╭──
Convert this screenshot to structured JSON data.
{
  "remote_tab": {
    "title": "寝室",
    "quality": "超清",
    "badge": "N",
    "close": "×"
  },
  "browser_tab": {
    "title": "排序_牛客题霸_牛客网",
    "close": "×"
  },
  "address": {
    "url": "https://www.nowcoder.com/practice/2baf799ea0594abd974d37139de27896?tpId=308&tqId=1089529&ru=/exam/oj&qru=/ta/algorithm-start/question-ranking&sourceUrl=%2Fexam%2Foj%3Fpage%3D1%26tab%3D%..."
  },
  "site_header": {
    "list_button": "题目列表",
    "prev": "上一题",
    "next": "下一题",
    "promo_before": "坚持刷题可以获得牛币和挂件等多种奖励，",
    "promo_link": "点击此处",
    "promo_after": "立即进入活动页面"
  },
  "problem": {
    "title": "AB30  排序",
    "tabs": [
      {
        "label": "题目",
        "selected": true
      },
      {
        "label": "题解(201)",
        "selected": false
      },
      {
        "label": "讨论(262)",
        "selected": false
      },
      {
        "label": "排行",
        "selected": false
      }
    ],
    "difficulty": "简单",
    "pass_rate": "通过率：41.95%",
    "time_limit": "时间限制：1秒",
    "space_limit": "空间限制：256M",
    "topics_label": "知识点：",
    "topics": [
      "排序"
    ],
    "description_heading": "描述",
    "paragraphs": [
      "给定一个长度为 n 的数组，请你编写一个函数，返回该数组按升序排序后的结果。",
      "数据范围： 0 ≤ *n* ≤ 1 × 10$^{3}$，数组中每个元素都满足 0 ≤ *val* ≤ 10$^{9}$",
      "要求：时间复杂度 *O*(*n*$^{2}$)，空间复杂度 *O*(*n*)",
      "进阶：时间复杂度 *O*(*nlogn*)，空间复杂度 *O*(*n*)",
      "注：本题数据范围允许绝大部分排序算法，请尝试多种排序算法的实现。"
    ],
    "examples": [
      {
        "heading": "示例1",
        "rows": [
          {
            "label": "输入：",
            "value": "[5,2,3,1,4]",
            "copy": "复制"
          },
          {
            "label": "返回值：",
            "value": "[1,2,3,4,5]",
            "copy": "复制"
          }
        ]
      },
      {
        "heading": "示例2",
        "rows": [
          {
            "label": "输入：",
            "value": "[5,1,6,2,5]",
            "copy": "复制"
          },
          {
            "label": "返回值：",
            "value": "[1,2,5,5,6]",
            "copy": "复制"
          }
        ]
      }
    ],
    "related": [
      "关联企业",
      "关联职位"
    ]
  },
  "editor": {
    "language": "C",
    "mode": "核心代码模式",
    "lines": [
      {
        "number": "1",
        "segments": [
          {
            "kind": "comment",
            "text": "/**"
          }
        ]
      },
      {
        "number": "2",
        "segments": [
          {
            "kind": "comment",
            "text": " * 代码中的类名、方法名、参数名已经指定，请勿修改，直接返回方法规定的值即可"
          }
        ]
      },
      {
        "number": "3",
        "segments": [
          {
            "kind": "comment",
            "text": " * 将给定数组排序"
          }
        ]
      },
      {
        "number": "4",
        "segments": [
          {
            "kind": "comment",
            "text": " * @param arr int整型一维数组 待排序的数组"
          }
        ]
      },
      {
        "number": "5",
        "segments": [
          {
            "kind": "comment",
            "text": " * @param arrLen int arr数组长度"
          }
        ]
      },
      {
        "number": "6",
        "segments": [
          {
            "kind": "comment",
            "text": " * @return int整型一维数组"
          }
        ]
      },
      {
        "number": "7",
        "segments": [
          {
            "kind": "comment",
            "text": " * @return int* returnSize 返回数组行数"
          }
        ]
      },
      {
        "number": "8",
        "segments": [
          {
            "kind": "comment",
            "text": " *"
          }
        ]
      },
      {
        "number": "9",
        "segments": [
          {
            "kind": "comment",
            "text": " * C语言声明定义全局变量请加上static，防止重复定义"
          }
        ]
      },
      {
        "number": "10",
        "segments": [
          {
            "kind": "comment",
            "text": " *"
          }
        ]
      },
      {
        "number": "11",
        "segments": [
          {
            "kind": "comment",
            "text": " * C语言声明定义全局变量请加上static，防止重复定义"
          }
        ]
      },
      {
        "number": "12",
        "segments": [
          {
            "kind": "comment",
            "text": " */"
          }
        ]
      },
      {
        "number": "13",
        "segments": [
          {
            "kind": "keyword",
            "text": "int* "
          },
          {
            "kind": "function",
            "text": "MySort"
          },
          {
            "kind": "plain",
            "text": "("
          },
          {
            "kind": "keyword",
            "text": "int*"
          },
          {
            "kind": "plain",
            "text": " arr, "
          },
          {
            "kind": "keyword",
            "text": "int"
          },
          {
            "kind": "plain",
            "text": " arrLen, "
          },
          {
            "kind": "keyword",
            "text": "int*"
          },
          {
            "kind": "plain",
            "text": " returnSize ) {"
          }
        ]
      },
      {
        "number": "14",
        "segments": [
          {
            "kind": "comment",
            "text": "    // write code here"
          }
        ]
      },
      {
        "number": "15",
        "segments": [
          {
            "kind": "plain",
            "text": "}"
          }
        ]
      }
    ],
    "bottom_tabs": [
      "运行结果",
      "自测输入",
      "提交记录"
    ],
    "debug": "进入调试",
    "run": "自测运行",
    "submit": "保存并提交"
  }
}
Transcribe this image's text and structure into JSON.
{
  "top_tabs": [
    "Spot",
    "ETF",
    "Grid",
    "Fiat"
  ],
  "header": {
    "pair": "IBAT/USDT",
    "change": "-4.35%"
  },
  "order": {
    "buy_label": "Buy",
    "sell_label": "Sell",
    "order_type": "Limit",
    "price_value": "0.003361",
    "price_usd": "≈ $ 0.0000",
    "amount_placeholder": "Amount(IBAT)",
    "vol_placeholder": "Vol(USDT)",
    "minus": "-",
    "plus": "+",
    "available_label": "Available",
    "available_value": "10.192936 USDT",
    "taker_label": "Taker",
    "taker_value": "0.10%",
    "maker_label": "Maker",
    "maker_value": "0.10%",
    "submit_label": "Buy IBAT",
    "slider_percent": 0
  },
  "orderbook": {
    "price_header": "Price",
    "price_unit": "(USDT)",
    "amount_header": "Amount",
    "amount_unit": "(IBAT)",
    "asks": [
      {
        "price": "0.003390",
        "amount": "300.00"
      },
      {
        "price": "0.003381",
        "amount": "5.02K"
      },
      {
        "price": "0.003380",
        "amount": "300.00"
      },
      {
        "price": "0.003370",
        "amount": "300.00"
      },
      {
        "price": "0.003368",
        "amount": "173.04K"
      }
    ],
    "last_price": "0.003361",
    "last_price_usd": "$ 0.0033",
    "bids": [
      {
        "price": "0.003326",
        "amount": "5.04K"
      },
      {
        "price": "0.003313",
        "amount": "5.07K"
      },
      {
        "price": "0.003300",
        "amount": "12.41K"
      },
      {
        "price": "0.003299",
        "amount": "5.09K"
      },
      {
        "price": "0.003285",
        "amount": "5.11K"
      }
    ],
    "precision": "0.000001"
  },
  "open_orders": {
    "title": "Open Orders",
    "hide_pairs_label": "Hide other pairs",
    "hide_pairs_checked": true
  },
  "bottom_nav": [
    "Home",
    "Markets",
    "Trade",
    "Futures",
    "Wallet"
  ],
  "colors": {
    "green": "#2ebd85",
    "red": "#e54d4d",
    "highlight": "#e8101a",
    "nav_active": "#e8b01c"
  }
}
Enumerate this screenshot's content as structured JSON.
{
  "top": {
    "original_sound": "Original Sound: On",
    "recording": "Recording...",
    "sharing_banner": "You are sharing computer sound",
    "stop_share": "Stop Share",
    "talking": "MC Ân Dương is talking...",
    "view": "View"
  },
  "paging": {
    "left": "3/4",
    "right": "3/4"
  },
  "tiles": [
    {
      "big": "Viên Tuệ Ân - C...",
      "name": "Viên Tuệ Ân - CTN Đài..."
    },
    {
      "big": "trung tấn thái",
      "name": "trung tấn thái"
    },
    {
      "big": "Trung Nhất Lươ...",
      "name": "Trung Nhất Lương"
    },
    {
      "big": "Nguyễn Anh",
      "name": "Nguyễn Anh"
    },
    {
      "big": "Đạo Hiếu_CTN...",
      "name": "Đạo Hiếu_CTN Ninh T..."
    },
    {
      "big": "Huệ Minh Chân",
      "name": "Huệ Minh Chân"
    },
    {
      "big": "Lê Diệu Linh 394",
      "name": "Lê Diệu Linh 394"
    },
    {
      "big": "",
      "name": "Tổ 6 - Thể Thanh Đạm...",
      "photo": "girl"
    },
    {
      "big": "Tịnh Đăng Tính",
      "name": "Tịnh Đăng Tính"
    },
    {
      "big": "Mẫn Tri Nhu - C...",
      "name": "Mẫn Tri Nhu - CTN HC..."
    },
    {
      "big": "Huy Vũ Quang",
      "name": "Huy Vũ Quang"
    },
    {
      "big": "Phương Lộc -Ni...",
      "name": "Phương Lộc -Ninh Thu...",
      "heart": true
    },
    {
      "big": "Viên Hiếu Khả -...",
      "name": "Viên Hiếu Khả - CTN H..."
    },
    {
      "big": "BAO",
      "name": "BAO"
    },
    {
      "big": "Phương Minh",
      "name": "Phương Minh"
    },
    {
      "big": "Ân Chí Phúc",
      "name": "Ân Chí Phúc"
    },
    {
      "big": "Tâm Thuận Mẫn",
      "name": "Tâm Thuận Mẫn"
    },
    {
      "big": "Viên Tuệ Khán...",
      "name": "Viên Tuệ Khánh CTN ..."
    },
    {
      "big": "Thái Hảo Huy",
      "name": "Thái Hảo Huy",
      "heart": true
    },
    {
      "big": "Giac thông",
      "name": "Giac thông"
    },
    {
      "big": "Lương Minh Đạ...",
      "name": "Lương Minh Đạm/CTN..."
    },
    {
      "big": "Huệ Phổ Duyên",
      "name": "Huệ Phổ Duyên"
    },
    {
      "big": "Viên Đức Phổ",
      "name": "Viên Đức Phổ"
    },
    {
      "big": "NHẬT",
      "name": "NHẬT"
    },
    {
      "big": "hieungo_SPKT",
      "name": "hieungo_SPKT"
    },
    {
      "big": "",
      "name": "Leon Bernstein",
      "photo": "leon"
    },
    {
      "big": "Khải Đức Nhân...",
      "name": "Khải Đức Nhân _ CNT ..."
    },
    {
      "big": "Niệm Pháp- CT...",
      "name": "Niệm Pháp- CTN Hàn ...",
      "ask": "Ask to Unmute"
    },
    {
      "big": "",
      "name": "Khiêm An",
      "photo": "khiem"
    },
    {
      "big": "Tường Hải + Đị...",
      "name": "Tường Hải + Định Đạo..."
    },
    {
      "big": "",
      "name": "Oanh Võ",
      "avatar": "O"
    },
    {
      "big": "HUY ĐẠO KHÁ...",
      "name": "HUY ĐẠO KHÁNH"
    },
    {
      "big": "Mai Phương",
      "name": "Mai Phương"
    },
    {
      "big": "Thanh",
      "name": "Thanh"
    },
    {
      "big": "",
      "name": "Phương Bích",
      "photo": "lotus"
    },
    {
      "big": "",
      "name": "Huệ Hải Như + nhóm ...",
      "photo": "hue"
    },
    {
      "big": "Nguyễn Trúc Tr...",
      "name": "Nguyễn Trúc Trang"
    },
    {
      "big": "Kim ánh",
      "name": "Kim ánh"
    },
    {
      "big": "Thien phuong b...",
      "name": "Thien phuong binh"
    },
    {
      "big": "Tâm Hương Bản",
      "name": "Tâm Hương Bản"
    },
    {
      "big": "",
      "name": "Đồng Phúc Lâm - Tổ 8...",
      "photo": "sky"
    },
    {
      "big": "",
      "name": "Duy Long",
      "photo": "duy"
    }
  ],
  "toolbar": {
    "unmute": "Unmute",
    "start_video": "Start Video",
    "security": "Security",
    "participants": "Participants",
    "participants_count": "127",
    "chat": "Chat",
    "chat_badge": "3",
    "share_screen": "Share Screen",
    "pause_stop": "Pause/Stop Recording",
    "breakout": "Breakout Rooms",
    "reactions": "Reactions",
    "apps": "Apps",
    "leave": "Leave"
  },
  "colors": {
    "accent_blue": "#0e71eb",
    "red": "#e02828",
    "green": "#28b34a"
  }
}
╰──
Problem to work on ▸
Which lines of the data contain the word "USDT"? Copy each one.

Finished exercise ▸
    "pair": "IBAT/USDT",
    "vol_placeholder": "Vol(USDT)",
    "available_value": "10.192936 USDT",
    "price_unit": "(USDT)",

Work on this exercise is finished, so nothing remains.